Here are a few of the signs of hormonal imbalance in women that you should look out for:
- Low libido
- Persistent weight gain
- Digestive issues
If you are experiencing all of these, you might want to consider getting checked for celiac disease. Even if the test comes back negative, think about reducing your gluten consumption anyway. The reason for this is that research points to gluten ingestion causing hormonal imbalance, even in people who do not have celiac disease.
So, what can you do if you think you’re completely gluten intolerant?
Unfortunately, there is no known cure for celiac disease. If you have it, you absolutely must cut out all gluten from your diet. That being said, according to Scientific American, most people should not eat a gluten-free diet. So, if you aren’t sure whether or not you have celiac disease, you should consult your doctor before you make a major dietary change like removing gluten.
To test for celiac disease, you can schedule an appointment with your doctor to get some simple blood work done. The results will show whether or not you have it.
If your results are negative and you are still showing symptoms, keep in mind that people with celiac disease aren’t the only ones affected by gluten. Many other people have non-celiac gluten sensitivity, and they experience a reaction caused by gluten that results in unpleasant gastrointestinal symptoms.
Non-celiac gluten sensitivity can also cause several of the same symptoms as celiac disease like fatigue, depression, and heartburn, but it does not cause damage to the small intestine like celiac disease does.
Unfortunately, there is no real test for non-celiac gluten sensitivity.
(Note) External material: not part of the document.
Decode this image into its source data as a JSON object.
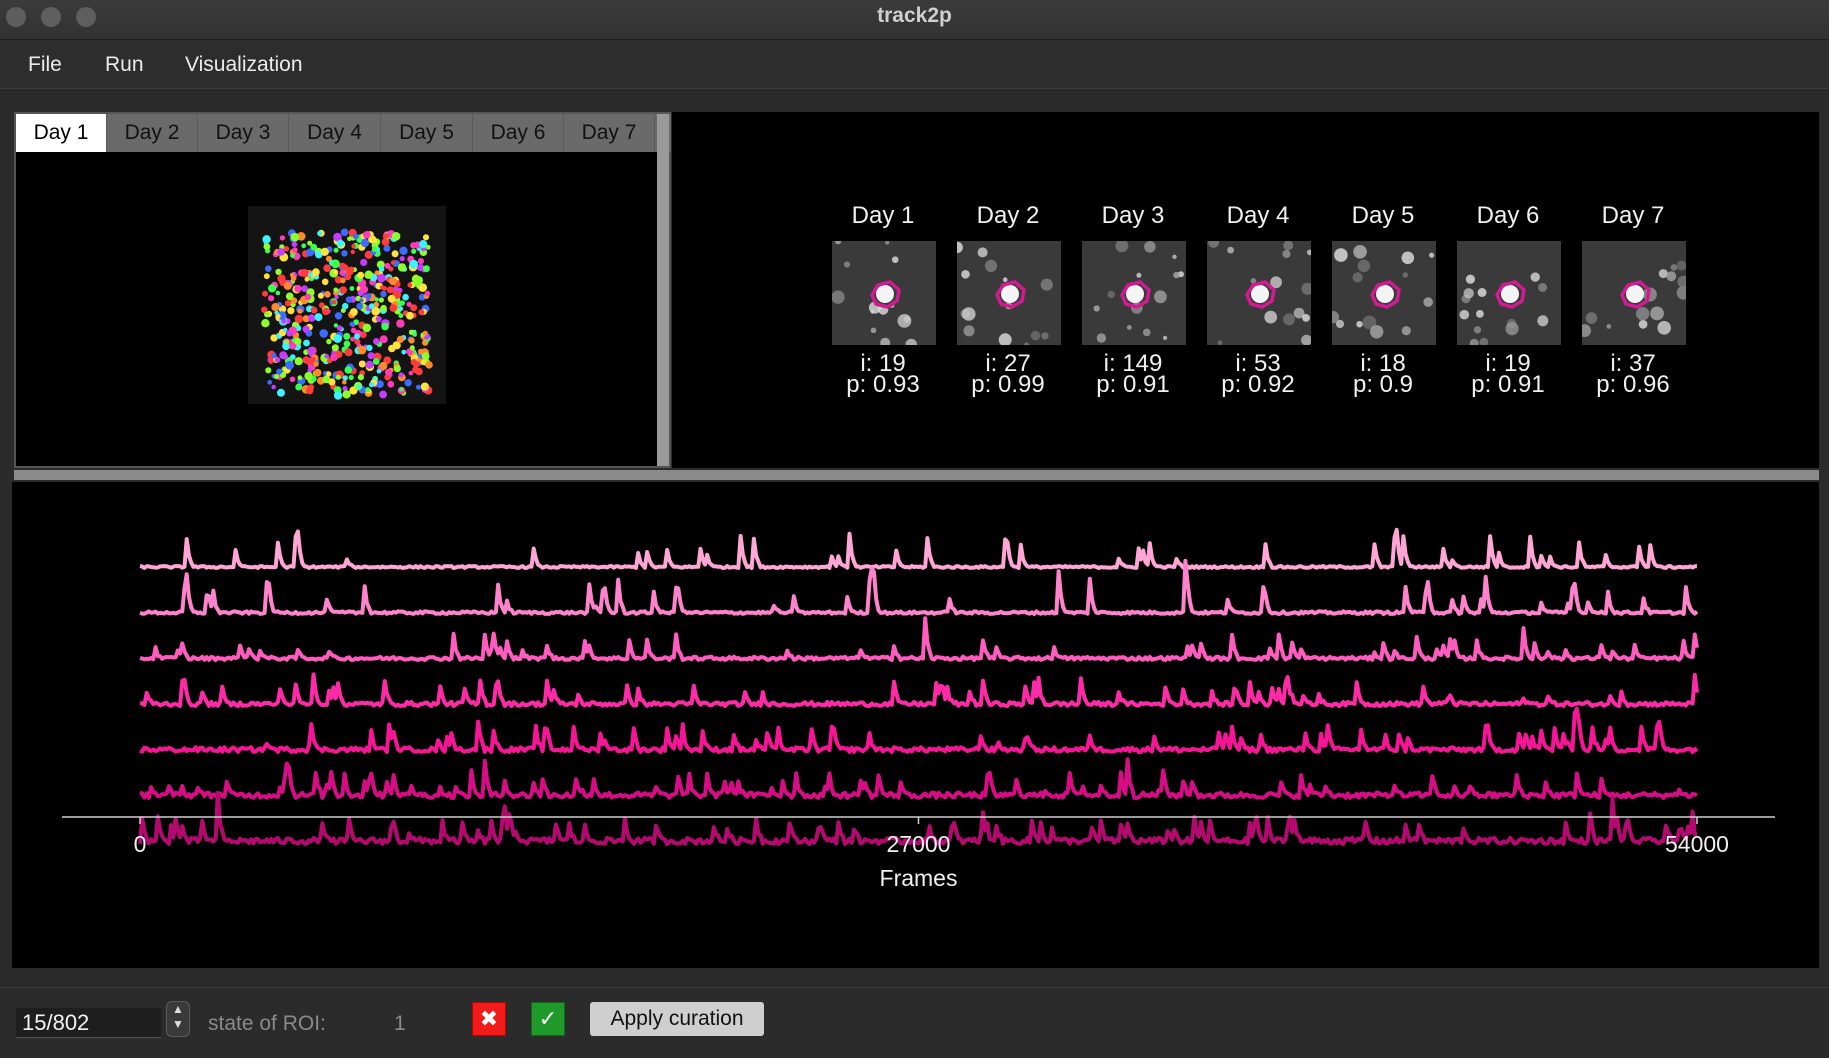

So, if you think you are suffering from it, consider limiting your gluten intake after consulting your doctor and see if your symptoms improve.
Remember, always take your symptoms seriously and don’t put off talking to your doctor about your concerns. Your body will thank you later.
Have you tried cutting down on your gluten consumption? What were your results? Share your story in the comments below!